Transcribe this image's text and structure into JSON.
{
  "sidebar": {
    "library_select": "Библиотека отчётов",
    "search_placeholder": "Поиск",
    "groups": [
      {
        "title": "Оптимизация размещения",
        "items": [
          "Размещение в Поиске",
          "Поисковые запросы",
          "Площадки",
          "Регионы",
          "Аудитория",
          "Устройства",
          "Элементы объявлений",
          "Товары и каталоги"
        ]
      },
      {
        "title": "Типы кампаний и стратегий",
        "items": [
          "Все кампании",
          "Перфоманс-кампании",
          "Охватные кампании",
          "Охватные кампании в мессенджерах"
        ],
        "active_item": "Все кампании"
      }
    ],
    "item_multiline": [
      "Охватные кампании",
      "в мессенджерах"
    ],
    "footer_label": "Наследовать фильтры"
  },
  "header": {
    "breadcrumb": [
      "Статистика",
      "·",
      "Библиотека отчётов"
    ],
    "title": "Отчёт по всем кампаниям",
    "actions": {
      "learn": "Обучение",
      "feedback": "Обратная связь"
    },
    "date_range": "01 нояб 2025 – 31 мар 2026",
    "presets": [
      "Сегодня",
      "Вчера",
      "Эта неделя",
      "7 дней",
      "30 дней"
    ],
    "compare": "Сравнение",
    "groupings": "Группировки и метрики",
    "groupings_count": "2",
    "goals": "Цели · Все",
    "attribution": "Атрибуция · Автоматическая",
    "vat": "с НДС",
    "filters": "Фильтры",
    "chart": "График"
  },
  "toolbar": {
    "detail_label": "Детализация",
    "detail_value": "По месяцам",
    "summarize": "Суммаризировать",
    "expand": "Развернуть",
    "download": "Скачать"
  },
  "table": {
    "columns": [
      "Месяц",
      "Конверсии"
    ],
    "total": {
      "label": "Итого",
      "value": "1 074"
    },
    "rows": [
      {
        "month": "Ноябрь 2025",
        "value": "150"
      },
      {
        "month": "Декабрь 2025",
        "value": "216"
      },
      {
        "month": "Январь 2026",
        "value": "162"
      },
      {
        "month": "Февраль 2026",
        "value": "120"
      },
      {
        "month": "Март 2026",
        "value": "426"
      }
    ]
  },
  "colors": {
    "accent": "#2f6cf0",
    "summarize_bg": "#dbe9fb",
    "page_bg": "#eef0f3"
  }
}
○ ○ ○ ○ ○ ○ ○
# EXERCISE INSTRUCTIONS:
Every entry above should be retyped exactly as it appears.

# ANSWER TO THIS EXERCISE:
Transcribe this image's text and structure into JSON.
{
  "sidebar": {
    "library_select": "Библиотека отчётов",
    "search_placeholder": "Поиск",
    "groups": [
      {
        "title": "Оптимизация размещения",
        "items": [
          "Размещение в Поиске",
          "Поисковые запросы",
          "Площадки",
          "Регионы",
          "Аудитория",
          "Устройства",
          "Элементы объявлений",
          "Товары и каталоги"
        ]
      },
      {
        "title": "Типы кампаний и стратегий",
        "items": [
          "Все кампании",
          "Перфоманс-кампании",
          "Охватные кампании",
          "Охватные кампании в мессенджерах"
        ],
        "active_item": "Все кампании"
      }
    ],
    "item_multiline": [
      "Охватные кампании",
      "в мессенджерах"
    ],
    "footer_label": "Наследовать фильтры"
  },
  "header": {
    "breadcrumb": [
      "Статистика",
      "·",
      "Библиотека отчётов"
    ],
    "title": "Отчёт по всем кампаниям",
    "actions": {
      "learn": "Обучение",
      "feedback": "Обратная связь"
    },
    "date_range": "01 нояб 2025 – 31 мар 2026",
    "presets": [
      "Сегодня",
      "Вчера",
      "Эта неделя",
      "7 дней",
      "30 дней"
    ],
    "compare": "Сравнение",
    "groupings": "Группировки и метрики",
    "groupings_count": "2",
    "goals": "Цели · Все",
    "attribution": "Атрибуция · Автоматическая",
    "vat": "с НДС",
    "filters": "Фильтры",
    "chart": "График"
  },
  "toolbar": {
    "detail_label": "Детализация",
    "detail_value": "По месяцам",
    "summarize": "Суммаризировать",
    "expand": "Развернуть",
    "download": "Скачать"
  },
  "table": {
    "columns": [
      "Месяц",
      "Конверсии"
    ],
    "total": {
      "label": "Итого",
      "value": "1 074"
    },
    "rows": [
      {
        "month": "Ноябрь 2025",
        "value": "150"
      },
      {
        "month": "Декабрь 2025",
        "value": "216"
      },
      {
        "month": "Январь 2026",
        "value": "162"
      },
      {
        "month": "Февраль 2026",
        "value": "120"
      },
      {
        "month": "Март 2026",
        "value": "426"
      }
    ]
  },
  "colors": {
    "accent": "#2f6cf0",
    "summarize_bg": "#dbe9fb",
    "page_bg": "#eef0f3"
  }
}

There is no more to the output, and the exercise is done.